    • -> it tells people about what is available
    • Why is it important to inform the public of what is available?
    • -> because it allows them to select the product that best satisfies their individual needs/wants
    • How do we choose?
  25. The functions of advertising
    • To inform the public about the availability of a particular product
    • To persuade the public to buy that product
    • Is there anything ethically objectionable about the practice of informing the public about the availability of a product?
    • What about persuading them to buy?
  26. Galbraith's argument
    • Galbraith argues that the central function of advertising is to create wants or desires for particular goods.
    • The central function of advertising 'is to create desires- to bring into being wnats that previously did not exist'
    • Argues that production itself also paasively creates desires.
    • Therefore one cannot justify producing more and more goods on the basis that they are satisfying people wants.
    • 'One cannot defend production as satisfying wants if that production creates the wants'
  27. Galbraith important difference in regards to wants/desires
    • Argues that all desires/wants are not the same
    • Compare the want for food of a starving man and the wan for BMW of an affluent man?
    • How do these wants differ?
    • The want for food is more fundamental
    • Without food a human being will die but one can go on living without the BMW.
    • Virtually any food will satisfy a starving man but any car will not satisfy an affluent man. 
    • Galbraith distinguishes between innate/important wants from created (unimportant) wants
  28. Reply to Galbraith
    • We would not/could not want most things in absence of knowledge and of their existence
    • How could we?
    • How could you want/desire something you knew nothing about?
  29. Hayek's first argument
    • Hayek argues that:
    • To say that a desire/want is not important because it is not innate is to say that the whole cultural achievement of man is unimportant.
    • Civilisation/cultural heritage/education creates needs for- music, painting, literature
    • BUT this does not show these things to be of small value.
  30. Hayek's 2nd argument
    • Even if generally "production creates wants" this does not show that particular producers (and/or advertisers) can deliberately determine the wants of particular consumers.
    • Choice is the result of a complex set of causes
    • Producer and advertiser cannot determine what a particular consumer wants.
  31. What is determination?
    • It is being used in its most specific (philosophical) sense
    • For the philosopher, A determines B if and only if whenever A occurs B follows.
  32. Controlling influences
    • Spectrum of controlling to non-controlling influences
    • This spectrum consists of coersive-manipulative-persuasive influences.
    • The central question form a practical point of view is not whether choice is ideally or wholly fre but whether it is sufficient or adequately free
  33. Coercion
    • When one person uses force or credible threat of serious harm to compel a particular response from another person. 
    • Such circumstances are extremely rare in advertising.
  34. Persuasion
    • The situation where good reasons are offered for accepting the desired alternative
    • But good reasons for whom? seller or buyer?

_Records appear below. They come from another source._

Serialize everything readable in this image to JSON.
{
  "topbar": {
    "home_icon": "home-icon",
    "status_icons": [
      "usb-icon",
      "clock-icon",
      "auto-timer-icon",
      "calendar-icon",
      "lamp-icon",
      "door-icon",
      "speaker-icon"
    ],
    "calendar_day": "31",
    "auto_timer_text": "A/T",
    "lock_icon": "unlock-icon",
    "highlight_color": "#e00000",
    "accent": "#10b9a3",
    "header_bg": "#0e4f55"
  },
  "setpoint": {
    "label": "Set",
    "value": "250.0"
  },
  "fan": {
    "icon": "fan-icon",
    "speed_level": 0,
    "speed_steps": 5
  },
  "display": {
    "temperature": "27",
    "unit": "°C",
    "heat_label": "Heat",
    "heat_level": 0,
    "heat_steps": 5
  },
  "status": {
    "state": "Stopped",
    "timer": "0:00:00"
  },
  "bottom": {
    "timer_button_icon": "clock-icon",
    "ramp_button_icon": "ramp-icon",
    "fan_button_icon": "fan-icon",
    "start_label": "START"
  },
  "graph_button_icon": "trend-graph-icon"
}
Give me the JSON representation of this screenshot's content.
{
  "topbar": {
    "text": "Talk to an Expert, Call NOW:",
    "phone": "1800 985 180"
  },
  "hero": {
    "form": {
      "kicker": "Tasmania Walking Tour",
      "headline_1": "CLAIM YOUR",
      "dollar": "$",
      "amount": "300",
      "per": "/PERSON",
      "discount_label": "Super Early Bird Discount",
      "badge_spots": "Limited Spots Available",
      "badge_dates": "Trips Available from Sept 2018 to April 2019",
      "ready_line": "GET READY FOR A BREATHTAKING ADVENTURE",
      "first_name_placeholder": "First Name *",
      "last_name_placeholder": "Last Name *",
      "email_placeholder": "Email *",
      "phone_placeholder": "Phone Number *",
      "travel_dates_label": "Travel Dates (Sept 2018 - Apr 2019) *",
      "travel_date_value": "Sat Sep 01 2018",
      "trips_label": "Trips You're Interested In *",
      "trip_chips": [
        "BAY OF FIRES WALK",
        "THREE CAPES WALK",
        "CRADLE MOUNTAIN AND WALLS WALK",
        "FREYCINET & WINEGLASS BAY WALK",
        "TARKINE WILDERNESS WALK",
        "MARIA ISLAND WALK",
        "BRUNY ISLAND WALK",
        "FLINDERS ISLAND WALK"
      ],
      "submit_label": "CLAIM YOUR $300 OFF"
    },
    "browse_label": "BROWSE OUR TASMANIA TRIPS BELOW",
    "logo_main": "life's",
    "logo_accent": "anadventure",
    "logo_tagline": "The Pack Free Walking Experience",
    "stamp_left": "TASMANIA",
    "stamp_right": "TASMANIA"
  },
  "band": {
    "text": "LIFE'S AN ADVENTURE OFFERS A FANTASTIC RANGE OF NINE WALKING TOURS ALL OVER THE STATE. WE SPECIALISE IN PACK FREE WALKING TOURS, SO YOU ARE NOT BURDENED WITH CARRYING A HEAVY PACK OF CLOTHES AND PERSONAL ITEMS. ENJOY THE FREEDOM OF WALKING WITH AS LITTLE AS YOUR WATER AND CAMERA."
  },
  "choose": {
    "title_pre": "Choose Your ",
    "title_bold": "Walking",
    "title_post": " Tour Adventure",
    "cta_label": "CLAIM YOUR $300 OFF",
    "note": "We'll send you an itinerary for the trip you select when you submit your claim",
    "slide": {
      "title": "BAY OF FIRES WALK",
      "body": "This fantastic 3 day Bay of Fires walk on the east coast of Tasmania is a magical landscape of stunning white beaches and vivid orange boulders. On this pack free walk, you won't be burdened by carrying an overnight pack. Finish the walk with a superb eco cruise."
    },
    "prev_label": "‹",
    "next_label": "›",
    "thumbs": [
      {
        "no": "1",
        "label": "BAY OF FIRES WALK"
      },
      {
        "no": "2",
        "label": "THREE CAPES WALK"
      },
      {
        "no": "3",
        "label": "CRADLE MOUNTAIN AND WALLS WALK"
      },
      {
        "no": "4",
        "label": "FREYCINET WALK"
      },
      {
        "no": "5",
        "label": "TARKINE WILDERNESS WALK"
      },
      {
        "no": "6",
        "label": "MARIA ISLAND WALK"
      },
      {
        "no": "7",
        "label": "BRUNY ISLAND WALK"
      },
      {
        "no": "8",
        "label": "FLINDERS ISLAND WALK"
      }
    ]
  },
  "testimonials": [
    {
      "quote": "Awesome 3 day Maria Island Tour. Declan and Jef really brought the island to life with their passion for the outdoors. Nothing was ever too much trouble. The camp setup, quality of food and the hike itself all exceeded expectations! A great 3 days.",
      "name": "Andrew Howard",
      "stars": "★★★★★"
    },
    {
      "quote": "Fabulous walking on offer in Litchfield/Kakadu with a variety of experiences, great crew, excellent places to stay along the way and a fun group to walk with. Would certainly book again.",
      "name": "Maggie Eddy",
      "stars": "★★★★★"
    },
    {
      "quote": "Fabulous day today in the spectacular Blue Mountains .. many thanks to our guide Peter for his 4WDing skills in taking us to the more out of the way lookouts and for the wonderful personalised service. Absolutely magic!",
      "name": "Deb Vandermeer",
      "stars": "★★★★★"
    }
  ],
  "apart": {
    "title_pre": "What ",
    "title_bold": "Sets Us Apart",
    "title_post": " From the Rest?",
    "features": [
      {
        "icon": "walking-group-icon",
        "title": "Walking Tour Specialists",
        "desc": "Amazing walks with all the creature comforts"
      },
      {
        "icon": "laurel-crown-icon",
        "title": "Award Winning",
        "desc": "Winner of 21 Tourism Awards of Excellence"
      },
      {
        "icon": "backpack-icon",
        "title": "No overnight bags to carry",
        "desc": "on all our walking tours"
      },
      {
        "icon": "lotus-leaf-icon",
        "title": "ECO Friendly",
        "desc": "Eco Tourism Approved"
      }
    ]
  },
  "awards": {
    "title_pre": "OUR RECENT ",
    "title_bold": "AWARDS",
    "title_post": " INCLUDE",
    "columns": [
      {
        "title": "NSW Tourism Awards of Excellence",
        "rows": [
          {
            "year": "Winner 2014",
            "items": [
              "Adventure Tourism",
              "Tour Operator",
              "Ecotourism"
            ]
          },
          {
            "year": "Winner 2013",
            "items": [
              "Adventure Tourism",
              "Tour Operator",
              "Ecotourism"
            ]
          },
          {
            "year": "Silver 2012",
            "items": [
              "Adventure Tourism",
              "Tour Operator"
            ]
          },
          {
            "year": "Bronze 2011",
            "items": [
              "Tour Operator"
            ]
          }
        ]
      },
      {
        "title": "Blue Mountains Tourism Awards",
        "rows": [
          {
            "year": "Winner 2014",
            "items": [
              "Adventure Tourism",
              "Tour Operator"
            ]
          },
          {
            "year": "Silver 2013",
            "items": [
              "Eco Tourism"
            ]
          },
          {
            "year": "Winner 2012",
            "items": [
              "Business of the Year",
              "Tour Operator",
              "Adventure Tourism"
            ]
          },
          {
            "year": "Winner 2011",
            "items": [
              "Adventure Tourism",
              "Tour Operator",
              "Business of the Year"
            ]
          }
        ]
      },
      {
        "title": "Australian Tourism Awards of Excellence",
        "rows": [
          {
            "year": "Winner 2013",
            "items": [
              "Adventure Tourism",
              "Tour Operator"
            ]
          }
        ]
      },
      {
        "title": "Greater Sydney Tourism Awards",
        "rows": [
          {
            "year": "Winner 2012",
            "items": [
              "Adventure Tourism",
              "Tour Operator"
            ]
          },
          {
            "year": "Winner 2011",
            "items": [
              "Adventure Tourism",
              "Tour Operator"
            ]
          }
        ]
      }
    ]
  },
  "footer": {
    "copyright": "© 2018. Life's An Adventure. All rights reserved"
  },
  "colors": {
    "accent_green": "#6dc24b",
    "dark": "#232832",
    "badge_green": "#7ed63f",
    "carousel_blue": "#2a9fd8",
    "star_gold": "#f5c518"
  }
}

  35. Manipulation
    Any succesful attempt to elicit a desired response from another by non-coercively modifying choices available, or by non-persuasively altering another person's perceptions of available choices.

    The major difference between manipulation and persuasion is that informational manipulation is based on deception, persuasion is not.
  36. Beauchamp Bowie and Arnold
    • Beauchamp Bowie and Arnold argue that advertising should not prevent informed choice about the product or service.
    • Advertisement should be persuasive and are ethically/morally inappropriate when they are manipulative.
    • Coercion- wrong
    • Manipulation- wrong
    • Persuasion- accceptable
  37. Can we go too far in protecting consumers?
    • Issue of paternalism
    • Paternalism is interfering with a person's liberty of actions that is justified in terms of the wellbeing of the person interfered with.
Card Set
Wk 11: Marketing I
Wk 11: Marketing I